The middle game of the week did not go so well. There was that 3-on-5 shorthanded goal that the Pens scored to start their late game run, but in the midst of that the Caps allowed the Pens a pair of power play goals on three chances.  It is worth noting here that the Pens’ last four goals of that game were scored: power play, shorthanded, power play, 3-on-3 (overtime).  Not good game management, and the penalty kill was right in the middle of it.  The Pens had only three shots on goal in 3:15 of power play time, but that was enough to do damage to the Caps’ chances.

Faceoffs: 77-for-186 / 41.4 percent (season: 44.2 percent/28th)

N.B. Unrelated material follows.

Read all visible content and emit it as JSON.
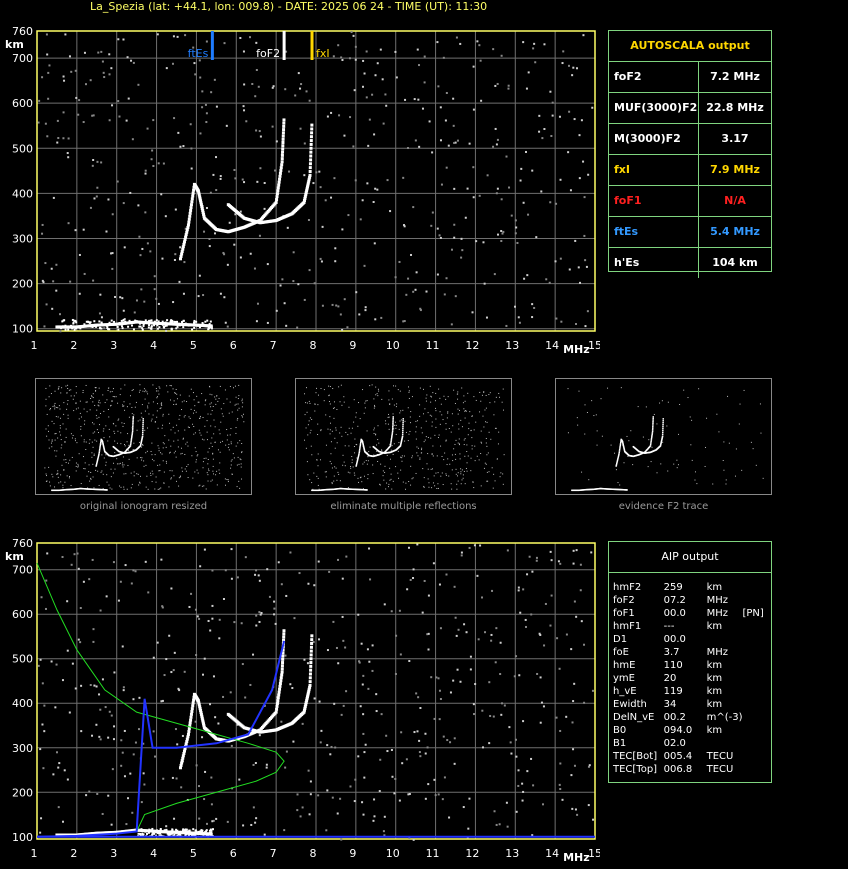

Faceoffs continue to be a blemish on the Caps’ weekly performances.  Only Carolina had a worse winning percentage in Week 2 (33.3), and they played only one game.  The 41.1 percent winning percentage even looks better than it was, the Caps finishing an abysmal 36.4 percent in the offensive zone and 41.1 percent in the defensive end.  The neutral zone wins (46.9 percent) did little to lift the overall result.

Nicklas Backstrom had a particularly frustrating week in the circle, managing a 29.8 percent win mark overall (31.6 in the offensive end, 25.0 percent in the defensive end).  None of the five Capitals taking ten draws or more overall managed a winning percentage in the offensive end.

Goals by Period:

Overall, the week might be described as being what the Caps earned in the first period, they gave away in the second.  A 6-3 edge in first period goals gave way to a 4-7 deficit in second periods overall (only Vancouver allowed more second period goals (11) for the week).  What made it an odd result is that neither the Caps nor their opponents scored any third period goals for the week.  The Caps were the only club to go the entire week without a third period goal scored or allowed.


What one might notice first about the year-over-year numbers in Week 2 is the almost docile approach to shooting so far.  The Caps are down 24 shots, year-over-year (almost five shots per game), and they are down 33 shot attempts at five-on-five (almost seven per game). The drop in shot attempts has been matched by a substantial increase in shot attempts allowed, leaving the Caps a net minus-51 in differential, year-over-year.

There is also the matter of power plays – opportunities to be specific.  The Caps to date have fewer than half the opportunities (nine) than they had through five games last season (20). A better conversion rate (22.2 percent versus 20.0 percent) makes no difference if the opportunities dry up.

In the end…

Only points count in the standings, and the Caps have points in all five games they have played to date.  Banking points is important, especially in a short season, but perhaps just as important when the underlying numbers just do not look very good.  Perhaps the rough edges are to be expected, what with the absence of preseason games and a new coaching staff.  But this is a veteran team, too, one with a considerable amount of talent.  They have a difficult stretch to come, with four players still on the shelf for disciplinary reasons and another key piece who might miss some time to injury.  Week 2 was an example of a team grinding through adversity to earn success in spite of it.  But these are issues the Caps will have to work through quickly if this season is to be successful.

Three Stars:

  • First Star: Tom Wilson (2-2-4, plus-1, seven shots on goal, 18 credited hits, only forward to average more than 1:00 per game on both power play and penalty kill)
  • Second Star: Jakub Vrana (1-2-3, plus-3, six shots on goal)
  • Third Star: Nic Dowd (2-0-2, plus-2, tied for team lead for week in goals, 11 credited hits, no giveaways)